Each line of the data must reappear exactly in your answer, with no images included.

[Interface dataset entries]
Segment Open
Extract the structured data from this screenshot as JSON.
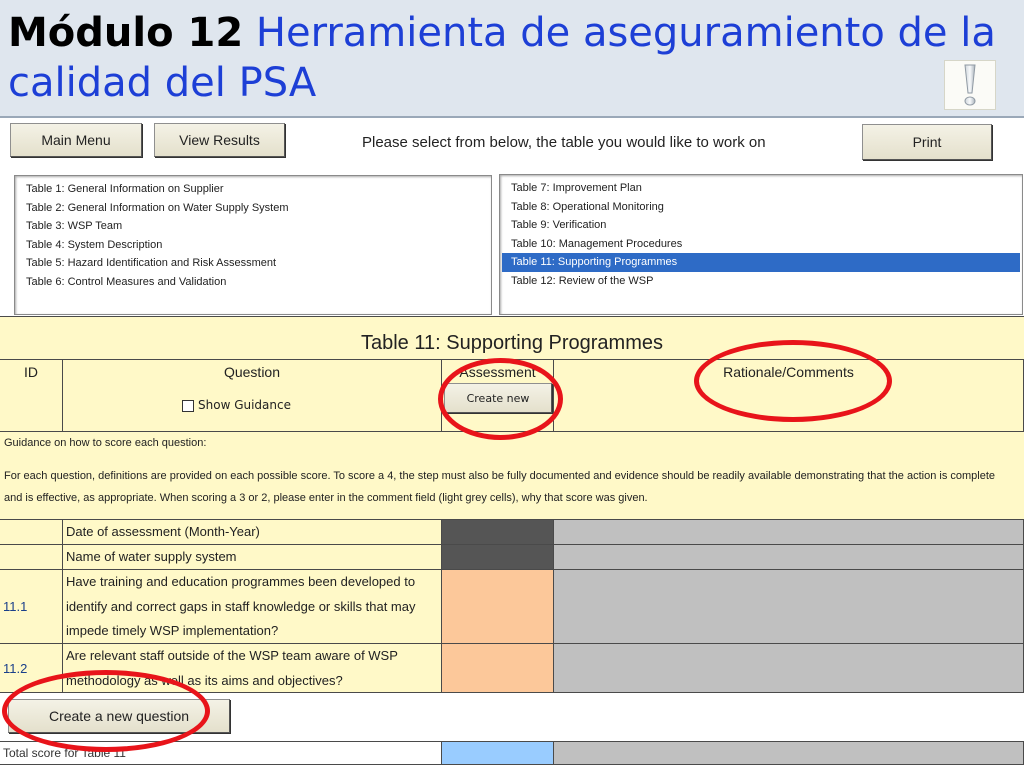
{
  "slide": {
    "title_bold": "Módulo 12",
    "title_rest": "Herramienta de aseguramiento de la calidad del PSA",
    "icon": "exclamation-icon"
  },
  "toolbar": {
    "main_menu": "Main Menu",
    "view_results": "View Results",
    "prompt": "Please select from below, the table you would like to work on",
    "print": "Print"
  },
  "tables_left": [
    "Table 1: General Information on Supplier",
    "Table 2: General Information on Water Supply System",
    "Table 3: WSP Team",
    "Table 4: System Description",
    "Table 5: Hazard Identification and Risk Assessment",
    "Table 6: Control Measures and Validation"
  ],
  "tables_right": [
    "Table 7: Improvement Plan",
    "Table 8: Operational Monitoring",
    "Table 9: Verification",
    "Table 10: Management Procedures",
    "Table 11: Supporting Programmes",
    "Table 12: Review of the WSP"
  ],
  "selected_table": "Table 11: Supporting Programmes",
  "sheet": {
    "title": "Table 11: Supporting Programmes",
    "headers": {
      "id": "ID",
      "question": "Question",
      "assessment": "Assessment",
      "comments": "Rationale/Comments"
    },
    "show_guidance": "Show Guidance",
    "create_new": "Create new",
    "guidance_title": "Guidance on how to score each question:",
    "guidance_line1": "For each question, definitions are provided on each possible score.  To score a 4, the step must also be fully documented and evidence should be readily available demonstrating that the action is complete",
    "guidance_line2": "and is effective, as appropriate.  When scoring a 3 or 2, please enter in the comment field (light grey cells), why that score was given.",
    "rows": [
      {
        "id": "",
        "question": "Date of assessment (Month-Year)"
      },
      {
        "id": "",
        "question": "Name of water supply system"
      },
      {
        "id": "11.1",
        "question": "Have training and education programmes been developed to identify and correct gaps in staff knowledge or skills that may impede timely WSP implementation?"
      },
      {
        "id": "11.2",
        "question": "Are relevant staff outside of the WSP team aware of WSP methodology as well as its aims and objectives?"
      }
    ],
    "create_question": "Create  a new question",
    "total_label": "Total score for Table 11"
  },
  "colors": {
    "highlight_red": "#e8141a",
    "cell_yellow": "#fff9c8",
    "selection_blue": "#2e6bc6",
    "title_blue": "#1d3fd6"
  }
}
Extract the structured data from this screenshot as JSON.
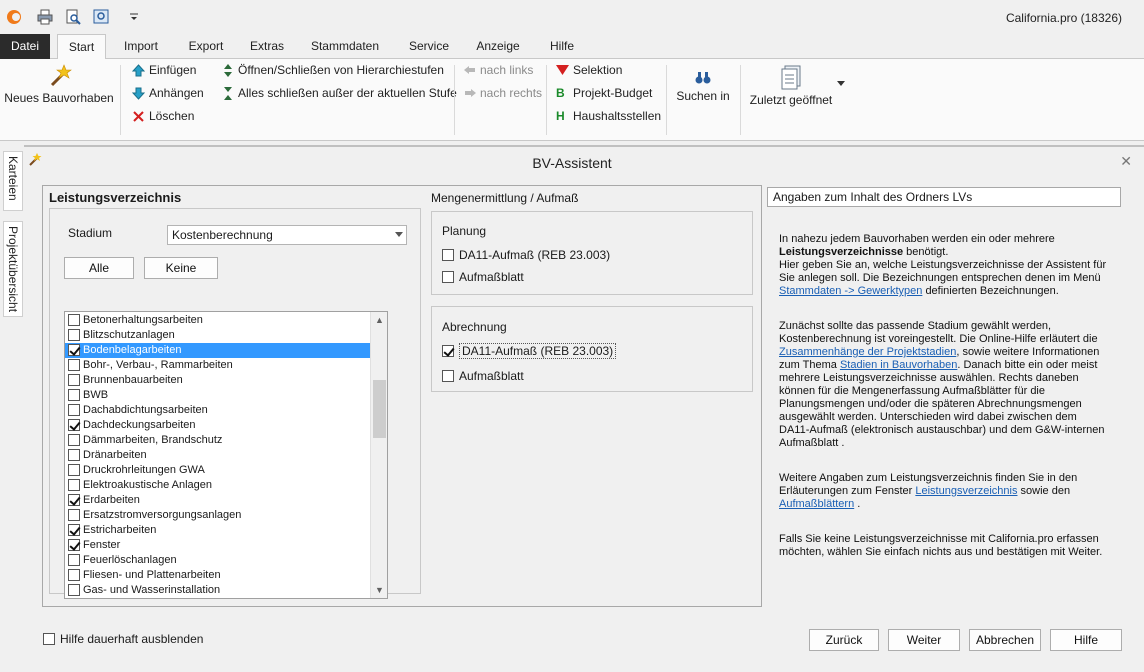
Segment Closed
### [Solution to this exercise]
Extract the structured data from this screenshot as JSON.
{
  "slide": {
    "title_bold": "Módulo 12",
    "title_rest": "Herramienta de aseguramiento de la calidad del PSA",
    "icon": "exclamation-icon"
  },
  "toolbar": {
    "main_menu": "Main Menu",
    "view_results": "View Results",
    "prompt": "Please select from below, the table you would like to work on",
    "print": "Print"
  },
  "tables_left": [
    "Table 1: General Information on Supplier",
    "Table 2: General Information on Water Supply System",
    "Table 3: WSP Team",
    "Table 4: System Description",
    "Table 5: Hazard Identification and Risk Assessment",
    "Table 6: Control Measures and Validation"
  ],
  "tables_right": [
    "Table 7: Improvement Plan",
    "Table 8: Operational Monitoring",
    "Table 9: Verification",
    "Table 10: Management Procedures",
    "Table 11: Supporting Programmes",
    "Table 12: Review of the WSP"
  ],
  "selected_table": "Table 11: Supporting Programmes",
  "sheet": {
    "title": "Table 11: Supporting Programmes",
    "headers": {
      "id": "ID",
      "question": "Question",
      "assessment": "Assessment",
      "comments": "Rationale/Comments"
    },
    "show_guidance": "Show Guidance",
    "create_new": "Create new",
    "guidance_title": "Guidance on how to score each question:",
    "guidance_line1": "For each question, definitions are provided on each possible score.  To score a 4, the step must also be fully documented and evidence should be readily available demonstrating that the action is complete",
    "guidance_line2": "and is effective, as appropriate.  When scoring a 3 or 2, please enter in the comment field (light grey cells), why that score was given.",
    "rows": [
      {
        "id": "",
        "question": "Date of assessment (Month-Year)"
      },
      {
        "id": "",
        "question": "Name of water supply system"
      },
      {
        "id": "11.1",
        "question": "Have training and education programmes been developed to identify and correct gaps in staff knowledge or skills that may impede timely WSP implementation?"
      },
      {
        "id": "11.2",
        "question": "Are relevant staff outside of the WSP team aware of WSP methodology as well as its aims and objectives?"
      }
    ],
    "create_question": "Create  a new question",
    "total_label": "Total score for Table 11"
  },
  "colors": {
    "highlight_red": "#e8141a",
    "cell_yellow": "#fff9c8",
    "selection_blue": "#2e6bc6",
    "title_blue": "#1d3fd6"
  }
}
Extract the structured data from this screenshot as JSON.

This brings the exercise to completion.